# [Prompt]
Give a verbatim copy of the lines below, minus the pictures.

***** Dataset

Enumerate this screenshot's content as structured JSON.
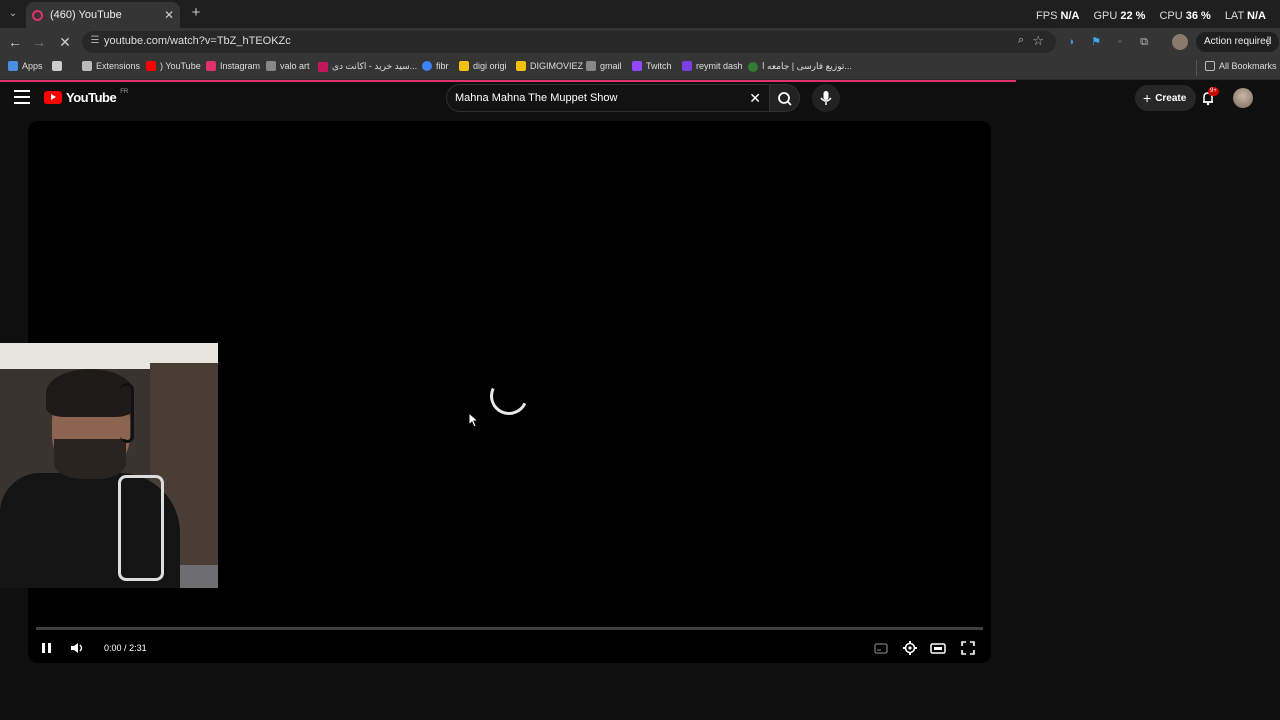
{
  "browser": {
    "tab_title": "(460) YouTube",
    "perf": {
      "fps_label": "FPS",
      "fps_value": "N/A",
      "gpu_label": "GPU",
      "gpu_value": "22 %",
      "cpu_label": "CPU",
      "cpu_value": "36 %",
      "lat_label": "LAT",
      "lat_value": "N/A"
    },
    "url": "youtube.com/watch?v=TbZ_hTEOKZc",
    "action_required": "Action required",
    "accent": "#e0326f"
  },
  "bookmarks": {
    "items": [
      {
        "label": "Apps",
        "color": "#4a90e2"
      },
      {
        "label": "Extensions",
        "color": "#bbbbbb"
      },
      {
        "label": ") YouTube",
        "color": "#ff0000"
      },
      {
        "label": "Instagram",
        "color": "#e1306c"
      },
      {
        "label": "valo art",
        "color": "#888888"
      },
      {
        "label": "سید خرید - اکانت دی...",
        "color": "#c2185b"
      },
      {
        "label": "fibr",
        "color": "#3f83f8"
      },
      {
        "label": "digi origi",
        "color": "#f4c20d"
      },
      {
        "label": "DIGIMOVIEZ",
        "color": "#f4c20d"
      },
      {
        "label": "gmail",
        "color": "#888888"
      },
      {
        "label": "Twitch",
        "color": "#9146ff"
      },
      {
        "label": "reymit dash",
        "color": "#7b3fe4"
      },
      {
        "label": "توزیع فارسی | جامعه ا...",
        "color": "#2e7d32"
      }
    ],
    "all_bookmarks": "All Bookmarks"
  },
  "youtube": {
    "logo_text": "YouTube",
    "country_code": "FR",
    "search_query": "Mahna Mahna The Muppet Show",
    "create_label": "Create",
    "notification_badge": "9+",
    "brand_color": "#ff0000"
  },
  "player": {
    "time_current": "0:00",
    "time_separator": "/",
    "time_total": "2:31",
    "state": "loading"
  }
}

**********

# [Exercise output]
Enumerate this screenshot's content as structured JSON.
{
  "browser": {
    "tab_title": "(460) YouTube",
    "perf": {
      "fps_label": "FPS",
      "fps_value": "N/A",
      "gpu_label": "GPU",
      "gpu_value": "22 %",
      "cpu_label": "CPU",
      "cpu_value": "36 %",
      "lat_label": "LAT",
      "lat_value": "N/A"
    },
    "url": "youtube.com/watch?v=TbZ_hTEOKZc",
    "action_required": "Action required",
    "accent": "#e0326f"
  },
  "bookmarks": {
    "items": [
      {
        "label": "Apps",
        "color": "#4a90e2"
      },
      {
        "label": "Extensions",
        "color": "#bbbbbb"
      },
      {
        "label": ") YouTube",
        "color": "#ff0000"
      },
      {
        "label": "Instagram",
        "color": "#e1306c"
      },
      {
        "label": "valo art",
        "color": "#888888"
      },
      {
        "label": "سید خرید - اکانت دی...",
        "color": "#c2185b"
      },
      {
        "label": "fibr",
        "color": "#3f83f8"
      },
      {
        "label": "digi origi",
        "color": "#f4c20d"
      },
      {
        "label": "DIGIMOVIEZ",
        "color": "#f4c20d"
      },
      {
        "label": "gmail",
        "color": "#888888"
      },
      {
        "label": "Twitch",
        "color": "#9146ff"
      },
      {
        "label": "reymit dash",
        "color": "#7b3fe4"
      },
      {
        "label": "توزیع فارسی | جامعه ا...",
        "color": "#2e7d32"
      }
    ],
    "all_bookmarks": "All Bookmarks"
  },
  "youtube": {
    "logo_text": "YouTube",
    "country_code": "FR",
    "search_query": "Mahna Mahna The Muppet Show",
    "create_label": "Create",
    "notification_badge": "9+",
    "brand_color": "#ff0000"
  },
  "player": {
    "time_current": "0:00",
    "time_separator": "/",
    "time_total": "2:31",
    "state": "loading"
  }
}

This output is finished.